Scaling NFT markets with crowdsourced appraisal infrastructure

As the art markets expand and the types of art that get created become more diverse, it’s important to have appraisal/pricing infrastructure that can scale with it.

 

 

Auctions are powerful, frequently used mechanisms for pricing art. However, they require the art to change hands for its price to be found. With how infrequently art changes hands, auctions are best accompanied by pricing mechanisms that are more compatible with the low-velocity nature of art. Appraisals let us query experts’ opinions regarding an asset’s worth without it needing to change hands at all, but existing appraisal networks are often constructed behind closed doors and composed of a finite set of pedigreed experts. This approach is slow to adapt to new mediums and types of art.

With this NFT offering by a major auction house, we may be seeing some of these limitations in existing appraisal networks take shape — starting with an unknown price estimate for the Beeple piece. In other words, the closed network of professional appraisers used by the auction house seemingly didn’t have high enough conviction in their ability to appraise the Beeple piece accurately to quote an estimate. The price was marked as “unknown.” “Putting an estimate on the sale of Beeple’s first work” at the auction house was “well-nigh impossible,” Christie’s said.

 

 

Bidding opened at $100.

Then the price quickly shot up into the millions.

How will the masses gain exposure to NFTs if their prices (especially for less-popular pieces) are routinely “unknown?”

We need more scalable appraisal infrastructure to support the growing, diverse, and increasingly mainstream NFT art market.

Unlocking new value for collectors and experts

A decentralized appraisal network would overcome some of the shortcomings of existing appraisal infrastructure and unlock opportunities for a new class of appraisers altogether. Such a network may involve the long-time Instagram followers of Beeple. Maybe such people would have a better insight into the price of Beeple’s work? More generally, maybe any unknown artist’s early supporters should be involved in appraising the artist’s work?

That’s not to say that professional appraisers, collectors, and art dealers do not have a place in pricing NFTs — they clearly do. Professional appraisers should and will be some of the most active appraisers in decentralized appraisal networks. But laying the foundation for appraisals to be conducted in a decentralized setting will significantly expand the types and number of people that can capture value from their pricing expertise, making the insular art world more accessible for collectors and experts alike. Participants of all stripes will play an important role in continuing to build and grow NFT art markets.

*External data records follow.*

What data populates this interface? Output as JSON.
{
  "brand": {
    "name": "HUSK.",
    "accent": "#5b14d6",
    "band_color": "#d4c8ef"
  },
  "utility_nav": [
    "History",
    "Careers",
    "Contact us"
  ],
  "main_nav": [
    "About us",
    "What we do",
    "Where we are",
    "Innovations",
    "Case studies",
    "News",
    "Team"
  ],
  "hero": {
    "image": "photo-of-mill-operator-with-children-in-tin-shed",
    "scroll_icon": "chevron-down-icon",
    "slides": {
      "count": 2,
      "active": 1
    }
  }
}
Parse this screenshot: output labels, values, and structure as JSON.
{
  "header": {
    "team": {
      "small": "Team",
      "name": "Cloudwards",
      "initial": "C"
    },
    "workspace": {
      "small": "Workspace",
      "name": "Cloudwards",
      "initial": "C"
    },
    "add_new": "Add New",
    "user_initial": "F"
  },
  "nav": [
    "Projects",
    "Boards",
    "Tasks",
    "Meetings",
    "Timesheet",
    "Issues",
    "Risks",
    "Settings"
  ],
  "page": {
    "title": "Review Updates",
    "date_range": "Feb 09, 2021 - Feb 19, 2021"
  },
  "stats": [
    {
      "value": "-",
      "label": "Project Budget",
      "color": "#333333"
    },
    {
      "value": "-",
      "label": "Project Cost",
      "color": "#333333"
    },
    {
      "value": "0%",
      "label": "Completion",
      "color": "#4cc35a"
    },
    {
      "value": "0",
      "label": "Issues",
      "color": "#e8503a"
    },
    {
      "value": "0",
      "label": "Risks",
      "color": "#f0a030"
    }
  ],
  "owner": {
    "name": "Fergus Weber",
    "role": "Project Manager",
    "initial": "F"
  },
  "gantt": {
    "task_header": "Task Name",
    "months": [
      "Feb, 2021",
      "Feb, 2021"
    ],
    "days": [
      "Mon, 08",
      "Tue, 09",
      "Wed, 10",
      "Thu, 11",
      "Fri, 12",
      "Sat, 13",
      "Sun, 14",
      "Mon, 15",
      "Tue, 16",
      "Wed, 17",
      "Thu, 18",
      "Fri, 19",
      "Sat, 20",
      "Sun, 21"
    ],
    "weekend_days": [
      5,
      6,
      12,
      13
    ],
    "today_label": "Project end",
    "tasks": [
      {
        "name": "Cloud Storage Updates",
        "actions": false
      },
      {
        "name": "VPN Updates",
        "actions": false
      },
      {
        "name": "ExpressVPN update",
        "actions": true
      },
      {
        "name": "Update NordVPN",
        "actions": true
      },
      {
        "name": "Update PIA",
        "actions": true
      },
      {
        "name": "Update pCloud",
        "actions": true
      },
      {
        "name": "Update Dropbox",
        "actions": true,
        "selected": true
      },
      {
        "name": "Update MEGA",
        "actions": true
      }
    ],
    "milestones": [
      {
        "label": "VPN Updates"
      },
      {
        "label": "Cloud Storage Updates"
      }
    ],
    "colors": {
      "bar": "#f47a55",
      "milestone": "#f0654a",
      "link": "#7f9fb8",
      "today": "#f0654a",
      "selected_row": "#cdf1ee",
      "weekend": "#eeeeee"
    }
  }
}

NFTs are just as much of a “collector’s movement” as they are a “creator’s movement”.

Crowdsourced appraisal networks are particularly well suited to efficiently pricing subjectively valued and low-velocity assets like art. Powered by new types of appraisal games, they work by querying experts and then rewarding them for providing honest appraisals about what they think a particular NFT is worth. In turn, efficient & accurate price feeds for pieces of art can arise. With decentralized appraisal networks, one can discover the value of any NFT at a fraction of the cost required to purchase it and without it ever needing to change hands.

In conclusion, the Beeple and Christie’s collab was clearly a massive success and a significant milestone for NFTs. As the art markets scale and diverse pieces are created by emerging artists of all kinds, we will need appraisal/pricing infrastructure that can scale with it. Such infrastructure will enable the NFT-digital art space to mature and in turn unlock new opportunities for art collectors and artists alike.

If you’re interested in learning more about crowdsourced appraisal networks, reach out on Discord or shoot us an email at contact@upshot.io! We would love to chat about the new ways you can capture value from your expertise with Upshot.

Upshot aims to provide real-time price feeds for NFTs through crowdsourced appraisals – empowering a new generation of appraisers and catalyzing powerful new innovations at the intersection of DeFi x NFTs.